In The Space Between, pastor Eric Jacobsen makes a compelling case that the faithful have a special calling to care for our urban spaces.
Perhaps, more than anything else, it was the allure of the "American Dream."
Advocates are calling for the Verrazano Narrows Bridge to finally be opened up to pedestrians and cyclists.
Seriously. Carnivores are coming to your city, and they know how to cross the street.
A new report ranks the world's leading cities for economic, technological, and social opportunity.
An elevated view of the Canadian city.
This crash detector will send GPS coordinates to the authorities if you sustain a severe head impact.
Architects from Raleigh design pre-fab homes for the city's nooks and crannies.
The Red Cross is now trying to raise millions for the urban poor there.
Also, New York City cancels the livestream of a rebellious Rubber Room teacher, and Rhode Island pours grass killer on America's Lawn of Freedom.
It's part of the city's annual "art in odd places" exhibit.
Depending on how you measure, as far as 250 miles.
About 70 buildings will be illuminated during the 10-day festival.
Listen to the audio a 17-year-old secretly recorded of police disparaging his mixed-race appearance and threatening to break his arm.
A very life-like view of the city, courtesy of a rider who knows it well.
A new crop of women-specific bike shops aim to fix the gender imbalance.
We may not think of architects as cultural heroes. But those who have made breakthroughs in how we live deserve recognition.
Plus, a terrorism memorial becomes a magnet for public urination and the location of a British town's death registry office is questioned.

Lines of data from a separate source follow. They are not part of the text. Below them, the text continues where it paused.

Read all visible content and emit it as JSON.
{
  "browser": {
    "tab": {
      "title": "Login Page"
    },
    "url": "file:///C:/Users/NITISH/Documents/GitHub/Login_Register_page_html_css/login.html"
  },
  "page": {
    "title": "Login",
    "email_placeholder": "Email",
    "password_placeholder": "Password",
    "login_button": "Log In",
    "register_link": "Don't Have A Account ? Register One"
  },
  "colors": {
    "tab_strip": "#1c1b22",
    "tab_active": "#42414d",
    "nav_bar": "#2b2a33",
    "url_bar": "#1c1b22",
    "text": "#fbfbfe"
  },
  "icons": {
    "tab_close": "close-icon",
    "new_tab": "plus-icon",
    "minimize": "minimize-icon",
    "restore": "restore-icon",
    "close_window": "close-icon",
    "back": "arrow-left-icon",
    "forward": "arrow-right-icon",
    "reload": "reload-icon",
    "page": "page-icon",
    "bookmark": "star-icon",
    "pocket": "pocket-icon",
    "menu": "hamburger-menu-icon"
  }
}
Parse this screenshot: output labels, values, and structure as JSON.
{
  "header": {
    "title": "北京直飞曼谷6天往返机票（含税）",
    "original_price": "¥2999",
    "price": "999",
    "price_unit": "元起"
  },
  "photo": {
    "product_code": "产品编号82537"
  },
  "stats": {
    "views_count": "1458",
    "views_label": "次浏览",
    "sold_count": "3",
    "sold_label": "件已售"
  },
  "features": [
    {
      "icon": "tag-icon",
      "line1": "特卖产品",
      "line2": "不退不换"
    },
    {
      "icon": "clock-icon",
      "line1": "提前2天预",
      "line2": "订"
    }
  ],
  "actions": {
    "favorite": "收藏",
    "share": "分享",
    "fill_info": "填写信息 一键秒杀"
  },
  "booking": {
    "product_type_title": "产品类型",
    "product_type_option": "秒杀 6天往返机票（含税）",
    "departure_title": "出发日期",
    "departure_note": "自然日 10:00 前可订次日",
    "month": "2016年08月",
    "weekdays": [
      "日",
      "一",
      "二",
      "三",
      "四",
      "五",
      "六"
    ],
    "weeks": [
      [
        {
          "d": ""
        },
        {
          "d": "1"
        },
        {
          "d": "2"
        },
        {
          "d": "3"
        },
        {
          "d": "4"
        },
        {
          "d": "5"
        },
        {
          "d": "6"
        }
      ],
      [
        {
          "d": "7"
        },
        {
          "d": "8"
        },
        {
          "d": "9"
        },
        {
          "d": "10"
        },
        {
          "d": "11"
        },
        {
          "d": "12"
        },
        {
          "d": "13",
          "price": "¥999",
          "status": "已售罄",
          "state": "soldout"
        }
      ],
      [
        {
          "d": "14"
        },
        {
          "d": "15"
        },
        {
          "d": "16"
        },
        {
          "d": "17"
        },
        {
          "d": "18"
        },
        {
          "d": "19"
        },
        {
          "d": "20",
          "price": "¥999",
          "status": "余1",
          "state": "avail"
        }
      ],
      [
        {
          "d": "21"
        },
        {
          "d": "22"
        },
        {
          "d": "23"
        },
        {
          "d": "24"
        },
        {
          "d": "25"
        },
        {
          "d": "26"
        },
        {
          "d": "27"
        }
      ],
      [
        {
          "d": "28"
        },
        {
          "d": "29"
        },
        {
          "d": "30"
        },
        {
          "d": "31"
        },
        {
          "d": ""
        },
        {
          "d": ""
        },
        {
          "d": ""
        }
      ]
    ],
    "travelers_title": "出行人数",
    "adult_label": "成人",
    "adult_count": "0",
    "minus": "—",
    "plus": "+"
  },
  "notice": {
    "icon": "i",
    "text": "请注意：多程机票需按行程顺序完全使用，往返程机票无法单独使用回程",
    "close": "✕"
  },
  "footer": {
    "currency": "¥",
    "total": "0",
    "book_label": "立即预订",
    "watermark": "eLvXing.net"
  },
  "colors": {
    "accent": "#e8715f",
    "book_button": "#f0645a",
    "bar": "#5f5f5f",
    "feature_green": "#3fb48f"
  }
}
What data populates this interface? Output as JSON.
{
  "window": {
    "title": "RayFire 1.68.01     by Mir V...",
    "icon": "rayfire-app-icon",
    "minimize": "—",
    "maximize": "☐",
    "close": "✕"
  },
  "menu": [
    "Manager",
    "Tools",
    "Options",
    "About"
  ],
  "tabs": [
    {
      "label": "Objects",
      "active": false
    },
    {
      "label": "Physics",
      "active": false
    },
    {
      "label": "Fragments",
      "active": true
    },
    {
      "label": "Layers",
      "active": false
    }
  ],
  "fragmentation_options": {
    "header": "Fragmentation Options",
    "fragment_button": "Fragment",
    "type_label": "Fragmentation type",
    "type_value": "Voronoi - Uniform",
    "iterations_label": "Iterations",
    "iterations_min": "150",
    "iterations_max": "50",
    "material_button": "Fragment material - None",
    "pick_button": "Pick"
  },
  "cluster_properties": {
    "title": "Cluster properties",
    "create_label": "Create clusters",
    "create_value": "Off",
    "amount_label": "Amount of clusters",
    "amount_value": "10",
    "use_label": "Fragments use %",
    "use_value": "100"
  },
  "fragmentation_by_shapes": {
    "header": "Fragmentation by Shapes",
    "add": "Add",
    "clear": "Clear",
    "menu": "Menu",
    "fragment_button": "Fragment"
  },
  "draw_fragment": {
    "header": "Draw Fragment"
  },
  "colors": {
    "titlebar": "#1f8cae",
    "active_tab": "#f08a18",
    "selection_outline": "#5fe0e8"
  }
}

More of us than ever before are choosing to forgo formal offices. But some metro areas have seen bigger gains than others.